#### TASK ITEM:
From the material beneath, pull every line with the word "user".

#### SOURCE INFORMATION:

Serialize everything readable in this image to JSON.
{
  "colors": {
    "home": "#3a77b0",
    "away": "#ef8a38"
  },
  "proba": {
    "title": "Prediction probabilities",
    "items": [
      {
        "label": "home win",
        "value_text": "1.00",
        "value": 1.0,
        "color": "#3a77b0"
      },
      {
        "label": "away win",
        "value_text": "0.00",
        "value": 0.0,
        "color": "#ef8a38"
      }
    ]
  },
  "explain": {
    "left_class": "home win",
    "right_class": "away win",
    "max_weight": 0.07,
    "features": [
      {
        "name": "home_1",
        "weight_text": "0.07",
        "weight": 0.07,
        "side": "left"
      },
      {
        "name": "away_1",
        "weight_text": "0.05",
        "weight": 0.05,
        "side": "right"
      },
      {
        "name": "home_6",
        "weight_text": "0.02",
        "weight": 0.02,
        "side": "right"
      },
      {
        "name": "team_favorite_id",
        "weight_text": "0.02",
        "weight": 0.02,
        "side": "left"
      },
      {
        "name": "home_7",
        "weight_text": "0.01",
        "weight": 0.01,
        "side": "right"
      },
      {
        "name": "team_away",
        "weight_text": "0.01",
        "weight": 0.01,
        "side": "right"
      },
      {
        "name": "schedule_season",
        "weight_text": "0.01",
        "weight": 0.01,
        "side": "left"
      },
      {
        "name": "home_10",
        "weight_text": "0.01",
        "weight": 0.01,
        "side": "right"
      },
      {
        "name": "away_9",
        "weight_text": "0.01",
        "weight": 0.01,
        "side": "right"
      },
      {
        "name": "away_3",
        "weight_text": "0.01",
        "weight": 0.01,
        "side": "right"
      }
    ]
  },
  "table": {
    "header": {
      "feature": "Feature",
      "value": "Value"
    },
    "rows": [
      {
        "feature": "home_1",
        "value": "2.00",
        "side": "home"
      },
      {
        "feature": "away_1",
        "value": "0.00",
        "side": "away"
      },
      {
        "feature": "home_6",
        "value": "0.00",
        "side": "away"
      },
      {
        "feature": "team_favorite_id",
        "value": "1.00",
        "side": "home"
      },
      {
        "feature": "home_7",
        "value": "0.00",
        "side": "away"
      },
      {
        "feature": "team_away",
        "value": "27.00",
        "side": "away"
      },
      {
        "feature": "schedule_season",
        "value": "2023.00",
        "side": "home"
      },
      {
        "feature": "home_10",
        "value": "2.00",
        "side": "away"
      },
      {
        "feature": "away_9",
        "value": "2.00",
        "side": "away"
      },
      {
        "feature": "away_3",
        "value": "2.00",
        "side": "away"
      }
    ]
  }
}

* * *

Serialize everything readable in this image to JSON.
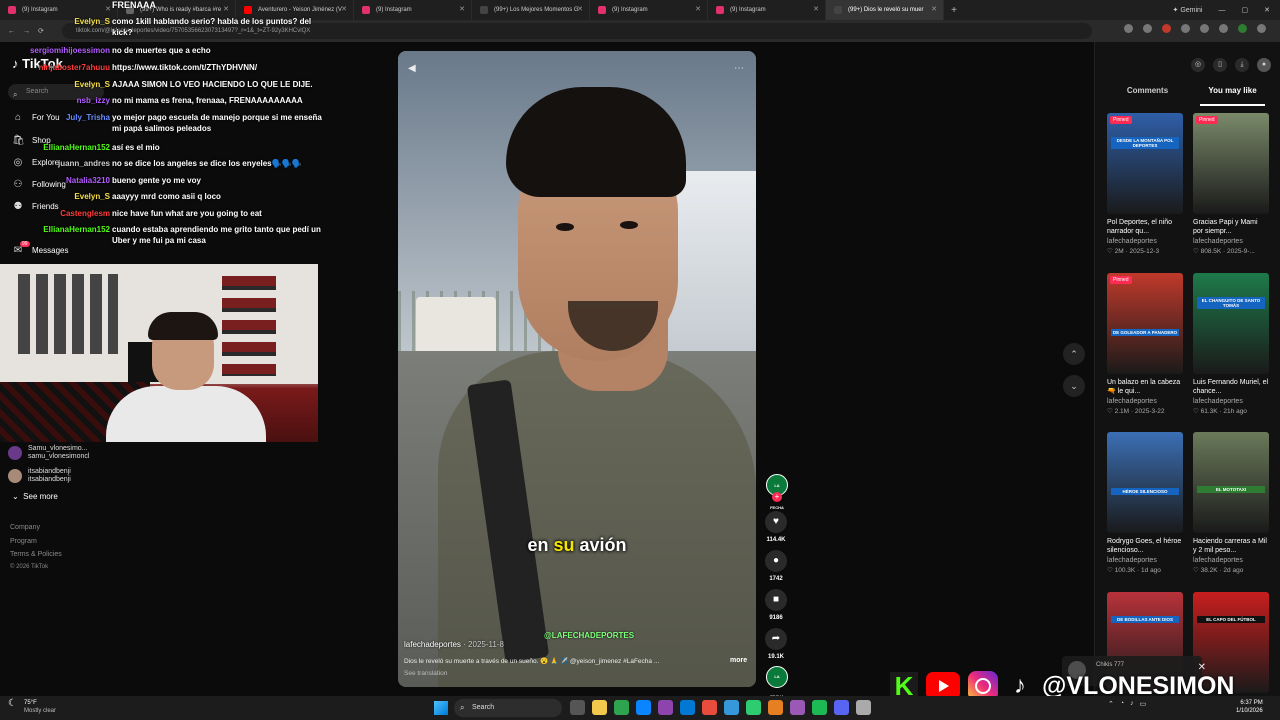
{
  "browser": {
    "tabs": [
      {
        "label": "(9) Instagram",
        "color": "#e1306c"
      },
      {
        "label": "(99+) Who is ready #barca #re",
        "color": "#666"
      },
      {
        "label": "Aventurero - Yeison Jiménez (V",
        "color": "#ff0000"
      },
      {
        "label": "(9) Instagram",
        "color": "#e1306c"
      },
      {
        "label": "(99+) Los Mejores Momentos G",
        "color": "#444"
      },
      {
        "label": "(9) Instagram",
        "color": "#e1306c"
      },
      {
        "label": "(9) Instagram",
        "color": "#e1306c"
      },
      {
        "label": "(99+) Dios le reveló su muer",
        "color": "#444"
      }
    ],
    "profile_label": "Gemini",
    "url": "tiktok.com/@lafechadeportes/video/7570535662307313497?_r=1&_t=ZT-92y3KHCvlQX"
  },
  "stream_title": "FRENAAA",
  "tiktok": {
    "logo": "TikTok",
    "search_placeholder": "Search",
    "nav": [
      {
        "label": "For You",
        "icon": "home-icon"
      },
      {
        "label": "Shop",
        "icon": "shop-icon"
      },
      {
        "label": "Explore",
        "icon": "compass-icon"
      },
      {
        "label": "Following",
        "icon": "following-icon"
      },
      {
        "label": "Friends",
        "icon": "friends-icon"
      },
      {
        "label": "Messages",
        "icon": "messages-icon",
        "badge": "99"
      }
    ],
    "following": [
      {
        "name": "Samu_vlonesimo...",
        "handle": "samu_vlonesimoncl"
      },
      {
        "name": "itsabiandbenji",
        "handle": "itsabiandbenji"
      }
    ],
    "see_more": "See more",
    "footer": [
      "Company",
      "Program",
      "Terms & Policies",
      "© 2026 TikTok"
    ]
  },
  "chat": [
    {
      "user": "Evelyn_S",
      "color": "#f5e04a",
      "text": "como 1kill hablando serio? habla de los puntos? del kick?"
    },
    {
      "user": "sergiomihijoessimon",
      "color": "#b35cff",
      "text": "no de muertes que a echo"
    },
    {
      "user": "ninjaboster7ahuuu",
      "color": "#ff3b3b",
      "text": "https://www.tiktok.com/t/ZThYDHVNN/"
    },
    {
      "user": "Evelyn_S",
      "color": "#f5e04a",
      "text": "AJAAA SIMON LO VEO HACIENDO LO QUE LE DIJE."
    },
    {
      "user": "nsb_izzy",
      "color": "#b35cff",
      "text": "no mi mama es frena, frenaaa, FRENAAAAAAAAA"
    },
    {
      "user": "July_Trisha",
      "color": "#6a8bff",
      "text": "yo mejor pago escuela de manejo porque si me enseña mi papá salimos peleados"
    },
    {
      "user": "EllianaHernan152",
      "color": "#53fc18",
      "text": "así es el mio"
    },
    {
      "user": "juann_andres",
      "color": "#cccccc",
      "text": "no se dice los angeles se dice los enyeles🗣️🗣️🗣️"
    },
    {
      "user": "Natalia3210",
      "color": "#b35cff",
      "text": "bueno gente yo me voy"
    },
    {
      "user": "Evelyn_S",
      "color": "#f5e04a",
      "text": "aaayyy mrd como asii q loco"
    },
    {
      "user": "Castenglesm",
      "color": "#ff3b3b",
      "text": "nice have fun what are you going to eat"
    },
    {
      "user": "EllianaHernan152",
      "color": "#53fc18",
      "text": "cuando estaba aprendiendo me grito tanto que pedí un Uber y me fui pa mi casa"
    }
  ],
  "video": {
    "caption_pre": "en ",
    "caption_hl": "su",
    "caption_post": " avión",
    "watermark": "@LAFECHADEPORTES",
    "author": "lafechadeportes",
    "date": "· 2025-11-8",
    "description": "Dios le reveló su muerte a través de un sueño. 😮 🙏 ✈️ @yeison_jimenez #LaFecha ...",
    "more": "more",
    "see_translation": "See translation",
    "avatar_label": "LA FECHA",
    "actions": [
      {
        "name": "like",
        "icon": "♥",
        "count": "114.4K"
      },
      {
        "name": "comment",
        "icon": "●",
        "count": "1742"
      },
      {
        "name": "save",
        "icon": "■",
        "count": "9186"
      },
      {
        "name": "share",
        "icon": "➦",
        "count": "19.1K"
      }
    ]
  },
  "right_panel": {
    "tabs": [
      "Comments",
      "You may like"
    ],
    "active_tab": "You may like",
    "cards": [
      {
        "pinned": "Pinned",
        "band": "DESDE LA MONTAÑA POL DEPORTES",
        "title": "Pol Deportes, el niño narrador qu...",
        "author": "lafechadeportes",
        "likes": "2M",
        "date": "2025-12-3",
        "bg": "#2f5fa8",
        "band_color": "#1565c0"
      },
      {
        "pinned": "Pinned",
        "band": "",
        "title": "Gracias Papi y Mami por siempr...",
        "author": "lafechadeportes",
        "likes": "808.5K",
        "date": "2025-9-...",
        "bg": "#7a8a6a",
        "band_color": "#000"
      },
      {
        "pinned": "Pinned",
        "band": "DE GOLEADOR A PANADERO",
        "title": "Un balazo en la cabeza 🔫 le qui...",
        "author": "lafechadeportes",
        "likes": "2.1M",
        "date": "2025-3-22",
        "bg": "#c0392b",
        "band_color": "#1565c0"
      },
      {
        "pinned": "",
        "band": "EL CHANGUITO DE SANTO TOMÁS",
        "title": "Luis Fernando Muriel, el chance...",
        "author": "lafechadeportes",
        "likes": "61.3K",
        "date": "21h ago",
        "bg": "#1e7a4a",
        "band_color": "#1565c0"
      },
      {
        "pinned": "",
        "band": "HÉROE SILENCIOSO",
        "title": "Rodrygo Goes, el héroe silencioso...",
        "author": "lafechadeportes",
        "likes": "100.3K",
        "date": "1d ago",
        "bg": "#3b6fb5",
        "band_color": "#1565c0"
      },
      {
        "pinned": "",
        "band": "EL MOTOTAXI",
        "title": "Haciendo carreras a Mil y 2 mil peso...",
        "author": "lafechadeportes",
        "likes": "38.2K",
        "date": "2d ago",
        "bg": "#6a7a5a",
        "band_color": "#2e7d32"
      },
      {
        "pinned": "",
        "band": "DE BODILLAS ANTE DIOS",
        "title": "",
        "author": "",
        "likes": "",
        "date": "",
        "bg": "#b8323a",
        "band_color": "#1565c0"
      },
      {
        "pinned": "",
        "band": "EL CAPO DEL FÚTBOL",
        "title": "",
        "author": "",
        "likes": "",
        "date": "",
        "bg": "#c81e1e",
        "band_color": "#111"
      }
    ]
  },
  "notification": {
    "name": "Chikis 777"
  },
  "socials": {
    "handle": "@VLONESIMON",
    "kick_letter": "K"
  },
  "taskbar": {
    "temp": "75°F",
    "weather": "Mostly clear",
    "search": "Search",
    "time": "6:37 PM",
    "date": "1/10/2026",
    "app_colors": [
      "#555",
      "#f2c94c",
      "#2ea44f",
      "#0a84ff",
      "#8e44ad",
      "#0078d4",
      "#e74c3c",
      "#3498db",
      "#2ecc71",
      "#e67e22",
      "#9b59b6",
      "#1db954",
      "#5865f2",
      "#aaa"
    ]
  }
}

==

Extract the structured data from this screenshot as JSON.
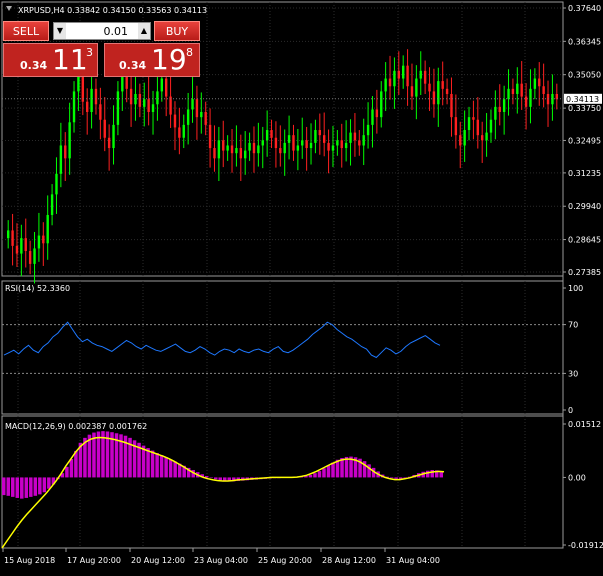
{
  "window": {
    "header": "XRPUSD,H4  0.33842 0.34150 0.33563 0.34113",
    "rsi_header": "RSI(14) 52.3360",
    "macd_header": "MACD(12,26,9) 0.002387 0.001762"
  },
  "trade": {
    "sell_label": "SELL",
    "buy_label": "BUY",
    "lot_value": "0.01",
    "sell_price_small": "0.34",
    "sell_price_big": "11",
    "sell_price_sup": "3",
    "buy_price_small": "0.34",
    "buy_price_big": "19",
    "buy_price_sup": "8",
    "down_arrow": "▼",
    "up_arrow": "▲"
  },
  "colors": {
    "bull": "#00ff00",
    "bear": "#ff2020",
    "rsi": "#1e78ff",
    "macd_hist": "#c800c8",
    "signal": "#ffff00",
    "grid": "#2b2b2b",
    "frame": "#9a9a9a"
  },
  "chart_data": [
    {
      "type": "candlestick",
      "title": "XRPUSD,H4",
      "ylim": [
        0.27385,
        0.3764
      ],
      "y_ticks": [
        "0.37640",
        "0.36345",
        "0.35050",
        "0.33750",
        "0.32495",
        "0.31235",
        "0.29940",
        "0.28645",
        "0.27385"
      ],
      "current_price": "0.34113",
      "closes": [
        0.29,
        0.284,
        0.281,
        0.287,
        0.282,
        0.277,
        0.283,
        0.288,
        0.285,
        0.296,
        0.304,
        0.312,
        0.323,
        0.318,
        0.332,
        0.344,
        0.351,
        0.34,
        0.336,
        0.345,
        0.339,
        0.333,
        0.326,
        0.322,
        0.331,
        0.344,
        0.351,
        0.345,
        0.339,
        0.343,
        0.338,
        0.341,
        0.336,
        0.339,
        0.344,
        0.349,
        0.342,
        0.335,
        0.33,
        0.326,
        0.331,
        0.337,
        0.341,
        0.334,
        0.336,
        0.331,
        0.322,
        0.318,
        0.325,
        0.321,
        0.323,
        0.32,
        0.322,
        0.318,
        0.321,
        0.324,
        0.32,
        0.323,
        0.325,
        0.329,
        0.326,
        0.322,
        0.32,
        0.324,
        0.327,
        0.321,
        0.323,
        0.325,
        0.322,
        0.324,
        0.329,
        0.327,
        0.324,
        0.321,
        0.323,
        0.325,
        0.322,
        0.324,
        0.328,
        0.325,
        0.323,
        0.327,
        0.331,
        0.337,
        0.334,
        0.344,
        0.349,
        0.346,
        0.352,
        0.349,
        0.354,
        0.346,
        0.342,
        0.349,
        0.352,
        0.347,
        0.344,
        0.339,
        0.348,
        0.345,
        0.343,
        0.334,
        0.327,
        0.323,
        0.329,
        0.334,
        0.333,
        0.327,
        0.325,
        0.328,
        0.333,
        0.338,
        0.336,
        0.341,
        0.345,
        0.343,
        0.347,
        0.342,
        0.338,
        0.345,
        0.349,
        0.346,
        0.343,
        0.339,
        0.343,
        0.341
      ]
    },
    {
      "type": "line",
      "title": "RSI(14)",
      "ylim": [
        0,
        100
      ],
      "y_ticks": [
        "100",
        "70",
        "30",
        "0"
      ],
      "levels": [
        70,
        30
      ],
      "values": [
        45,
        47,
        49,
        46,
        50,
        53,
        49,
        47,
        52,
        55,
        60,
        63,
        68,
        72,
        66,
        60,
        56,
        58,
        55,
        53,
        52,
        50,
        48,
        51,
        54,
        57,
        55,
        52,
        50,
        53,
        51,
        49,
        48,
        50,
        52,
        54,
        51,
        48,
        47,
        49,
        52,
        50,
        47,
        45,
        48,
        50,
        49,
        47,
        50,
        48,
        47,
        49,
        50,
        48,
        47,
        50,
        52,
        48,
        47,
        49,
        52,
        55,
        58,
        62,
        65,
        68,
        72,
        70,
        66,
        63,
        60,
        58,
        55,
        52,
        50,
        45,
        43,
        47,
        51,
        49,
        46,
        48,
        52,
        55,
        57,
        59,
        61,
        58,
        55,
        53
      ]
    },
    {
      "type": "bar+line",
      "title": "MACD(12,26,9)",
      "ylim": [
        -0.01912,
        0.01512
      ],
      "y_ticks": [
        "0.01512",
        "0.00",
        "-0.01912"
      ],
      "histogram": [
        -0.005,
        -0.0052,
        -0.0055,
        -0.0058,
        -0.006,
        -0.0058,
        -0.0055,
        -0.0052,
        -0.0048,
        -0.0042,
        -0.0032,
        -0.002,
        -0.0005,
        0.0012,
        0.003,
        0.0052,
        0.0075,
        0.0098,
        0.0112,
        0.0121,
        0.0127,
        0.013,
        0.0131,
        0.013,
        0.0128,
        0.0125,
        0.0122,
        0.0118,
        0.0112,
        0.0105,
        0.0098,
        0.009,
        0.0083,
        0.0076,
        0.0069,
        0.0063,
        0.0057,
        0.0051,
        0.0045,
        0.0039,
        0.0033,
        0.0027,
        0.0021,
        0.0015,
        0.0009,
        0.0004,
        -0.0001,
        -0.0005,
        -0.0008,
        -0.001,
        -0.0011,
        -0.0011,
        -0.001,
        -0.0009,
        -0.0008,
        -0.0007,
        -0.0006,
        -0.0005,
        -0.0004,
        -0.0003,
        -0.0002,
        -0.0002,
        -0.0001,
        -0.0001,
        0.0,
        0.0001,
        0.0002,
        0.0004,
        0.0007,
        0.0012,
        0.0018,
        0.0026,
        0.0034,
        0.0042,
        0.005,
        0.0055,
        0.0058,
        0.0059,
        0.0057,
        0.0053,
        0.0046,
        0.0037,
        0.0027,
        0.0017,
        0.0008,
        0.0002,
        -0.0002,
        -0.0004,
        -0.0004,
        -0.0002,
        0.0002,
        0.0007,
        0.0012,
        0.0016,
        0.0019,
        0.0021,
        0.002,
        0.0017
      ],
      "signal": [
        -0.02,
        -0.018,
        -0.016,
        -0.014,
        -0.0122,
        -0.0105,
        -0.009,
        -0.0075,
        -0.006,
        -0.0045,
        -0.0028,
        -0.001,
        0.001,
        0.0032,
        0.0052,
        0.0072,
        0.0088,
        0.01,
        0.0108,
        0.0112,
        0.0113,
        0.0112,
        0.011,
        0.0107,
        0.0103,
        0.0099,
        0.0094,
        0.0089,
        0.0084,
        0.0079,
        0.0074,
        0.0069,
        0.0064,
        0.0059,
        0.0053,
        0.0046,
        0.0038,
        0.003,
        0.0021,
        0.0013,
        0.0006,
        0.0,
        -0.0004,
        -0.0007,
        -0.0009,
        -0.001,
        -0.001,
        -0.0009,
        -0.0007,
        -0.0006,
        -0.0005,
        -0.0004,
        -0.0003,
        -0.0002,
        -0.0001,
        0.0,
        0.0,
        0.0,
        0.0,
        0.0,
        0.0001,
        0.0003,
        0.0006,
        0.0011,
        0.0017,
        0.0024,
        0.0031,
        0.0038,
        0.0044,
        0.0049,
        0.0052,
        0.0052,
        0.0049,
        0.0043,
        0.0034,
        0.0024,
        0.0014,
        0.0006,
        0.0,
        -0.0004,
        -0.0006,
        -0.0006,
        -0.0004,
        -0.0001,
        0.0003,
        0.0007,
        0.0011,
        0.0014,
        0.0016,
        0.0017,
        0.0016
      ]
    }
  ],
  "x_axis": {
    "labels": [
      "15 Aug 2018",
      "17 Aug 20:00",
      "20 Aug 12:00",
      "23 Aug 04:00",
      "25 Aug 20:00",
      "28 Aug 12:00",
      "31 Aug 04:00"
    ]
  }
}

#### ANSWER TO THE PROBLEM:
      "user": "Evelyn_S",
      "user": "sergiomihijoessimon",
      "user": "ninjaboster7ahuuu",
      "user": "Evelyn_S",
      "user": "nsb_izzy",
      "user": "July_Trisha",
      "user": "EllianaHernan152",
      "user": "juann_andres",
      "user": "Natalia3210",
      "user": "Evelyn_S",
      "user": "Castenglesm",
      "user": "EllianaHernan152",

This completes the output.